Everything in the records must be restated exactly, apart from the pictures.

Segment Start: MATERIALS PROVIDED

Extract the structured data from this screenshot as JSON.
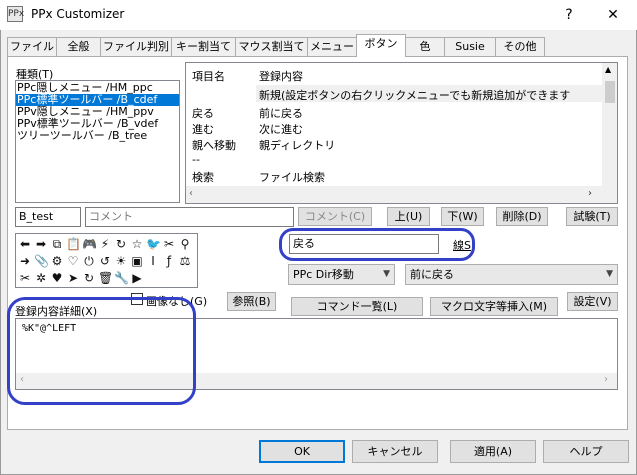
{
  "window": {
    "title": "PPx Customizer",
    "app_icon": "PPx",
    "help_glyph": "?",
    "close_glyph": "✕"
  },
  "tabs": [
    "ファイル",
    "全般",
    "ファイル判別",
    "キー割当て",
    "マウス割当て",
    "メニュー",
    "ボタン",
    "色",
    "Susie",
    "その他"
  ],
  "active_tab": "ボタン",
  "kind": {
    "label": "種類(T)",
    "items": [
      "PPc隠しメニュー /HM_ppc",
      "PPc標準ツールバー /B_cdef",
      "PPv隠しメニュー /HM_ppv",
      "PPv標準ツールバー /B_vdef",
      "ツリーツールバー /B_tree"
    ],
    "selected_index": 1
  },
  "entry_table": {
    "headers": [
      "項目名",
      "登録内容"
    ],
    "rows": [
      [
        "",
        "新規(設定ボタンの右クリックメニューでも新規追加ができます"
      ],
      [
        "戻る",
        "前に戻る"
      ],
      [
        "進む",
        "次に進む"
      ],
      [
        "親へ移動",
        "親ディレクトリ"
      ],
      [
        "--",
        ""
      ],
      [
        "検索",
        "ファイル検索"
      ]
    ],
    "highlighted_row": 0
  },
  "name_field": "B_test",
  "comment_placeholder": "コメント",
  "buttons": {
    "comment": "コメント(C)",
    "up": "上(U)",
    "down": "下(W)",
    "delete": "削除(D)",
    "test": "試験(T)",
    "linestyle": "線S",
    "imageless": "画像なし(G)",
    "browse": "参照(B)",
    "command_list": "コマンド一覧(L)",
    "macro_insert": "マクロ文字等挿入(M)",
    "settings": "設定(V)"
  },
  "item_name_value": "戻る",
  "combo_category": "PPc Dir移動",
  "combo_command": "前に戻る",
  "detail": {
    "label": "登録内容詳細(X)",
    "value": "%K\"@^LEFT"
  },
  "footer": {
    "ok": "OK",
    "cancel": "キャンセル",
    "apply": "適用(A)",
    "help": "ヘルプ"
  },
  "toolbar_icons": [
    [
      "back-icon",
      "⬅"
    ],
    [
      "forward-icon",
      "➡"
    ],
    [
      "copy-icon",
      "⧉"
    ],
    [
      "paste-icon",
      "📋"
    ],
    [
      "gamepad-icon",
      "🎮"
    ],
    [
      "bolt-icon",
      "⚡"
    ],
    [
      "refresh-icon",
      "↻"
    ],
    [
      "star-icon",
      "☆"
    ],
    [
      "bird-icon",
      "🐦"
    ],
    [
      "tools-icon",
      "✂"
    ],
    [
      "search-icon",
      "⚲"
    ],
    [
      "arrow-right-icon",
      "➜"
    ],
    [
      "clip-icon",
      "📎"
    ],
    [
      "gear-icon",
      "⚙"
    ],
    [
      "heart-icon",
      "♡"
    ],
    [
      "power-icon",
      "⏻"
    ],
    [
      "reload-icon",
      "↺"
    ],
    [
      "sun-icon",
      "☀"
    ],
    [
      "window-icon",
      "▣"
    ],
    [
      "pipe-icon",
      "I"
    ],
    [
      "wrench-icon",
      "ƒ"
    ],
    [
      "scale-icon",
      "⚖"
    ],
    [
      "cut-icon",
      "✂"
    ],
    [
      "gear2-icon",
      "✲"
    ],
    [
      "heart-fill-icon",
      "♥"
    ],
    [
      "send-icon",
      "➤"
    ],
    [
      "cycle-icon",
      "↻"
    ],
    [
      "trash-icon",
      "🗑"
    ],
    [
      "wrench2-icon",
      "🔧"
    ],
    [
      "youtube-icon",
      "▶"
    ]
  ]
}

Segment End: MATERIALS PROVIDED

**RESPONSE TO THE TASK**.
Extract the structured data from this screenshot as JSON.
{
  "window": {
    "title": "PPx Customizer",
    "app_icon": "PPx",
    "help_glyph": "?",
    "close_glyph": "✕"
  },
  "tabs": [
    "ファイル",
    "全般",
    "ファイル判別",
    "キー割当て",
    "マウス割当て",
    "メニュー",
    "ボタン",
    "色",
    "Susie",
    "その他"
  ],
  "active_tab": "ボタン",
  "kind": {
    "label": "種類(T)",
    "items": [
      "PPc隠しメニュー /HM_ppc",
      "PPc標準ツールバー /B_cdef",
      "PPv隠しメニュー /HM_ppv",
      "PPv標準ツールバー /B_vdef",
      "ツリーツールバー /B_tree"
    ],
    "selected_index": 1
  },
  "entry_table": {
    "headers": [
      "項目名",
      "登録内容"
    ],
    "rows": [
      [
        "",
        "新規(設定ボタンの右クリックメニューでも新規追加ができます"
      ],
      [
        "戻る",
        "前に戻る"
      ],
      [
        "進む",
        "次に進む"
      ],
      [
        "親へ移動",
        "親ディレクトリ"
      ],
      [
        "--",
        ""
      ],
      [
        "検索",
        "ファイル検索"
      ]
    ],
    "highlighted_row": 0
  },
  "name_field": "B_test",
  "comment_placeholder": "コメント",
  "buttons": {
    "comment": "コメント(C)",
    "up": "上(U)",
    "down": "下(W)",
    "delete": "削除(D)",
    "test": "試験(T)",
    "linestyle": "線S",
    "imageless": "画像なし(G)",
    "browse": "参照(B)",
    "command_list": "コマンド一覧(L)",
    "macro_insert": "マクロ文字等挿入(M)",
    "settings": "設定(V)"
  },
  "item_name_value": "戻る",
  "combo_category": "PPc Dir移動",
  "combo_command": "前に戻る",
  "detail": {
    "label": "登録内容詳細(X)",
    "value": "%K\"@^LEFT"
  },
  "footer": {
    "ok": "OK",
    "cancel": "キャンセル",
    "apply": "適用(A)",
    "help": "ヘルプ"
  },
  "toolbar_icons": [
    [
      "back-icon",
      "⬅"
    ],
    [
      "forward-icon",
      "➡"
    ],
    [
      "copy-icon",
      "⧉"
    ],
    [
      "paste-icon",
      "📋"
    ],
    [
      "gamepad-icon",
      "🎮"
    ],
    [
      "bolt-icon",
      "⚡"
    ],
    [
      "refresh-icon",
      "↻"
    ],
    [
      "star-icon",
      "☆"
    ],
    [
      "bird-icon",
      "🐦"
    ],
    [
      "tools-icon",
      "✂"
    ],
    [
      "search-icon",
      "⚲"
    ],
    [
      "arrow-right-icon",
      "➜"
    ],
    [
      "clip-icon",
      "📎"
    ],
    [
      "gear-icon",
      "⚙"
    ],
    [
      "heart-icon",
      "♡"
    ],
    [
      "power-icon",
      "⏻"
    ],
    [
      "reload-icon",
      "↺"
    ],
    [
      "sun-icon",
      "☀"
    ],
    [
      "window-icon",
      "▣"
    ],
    [
      "pipe-icon",
      "I"
    ],
    [
      "wrench-icon",
      "ƒ"
    ],
    [
      "scale-icon",
      "⚖"
    ],
    [
      "cut-icon",
      "✂"
    ],
    [
      "gear2-icon",
      "✲"
    ],
    [
      "heart-fill-icon",
      "♥"
    ],
    [
      "send-icon",
      "➤"
    ],
    [
      "cycle-icon",
      "↻"
    ],
    [
      "trash-icon",
      "🗑"
    ],
    [
      "wrench2-icon",
      "🔧"
    ],
    [
      "youtube-icon",
      "▶"
    ]
  ]
}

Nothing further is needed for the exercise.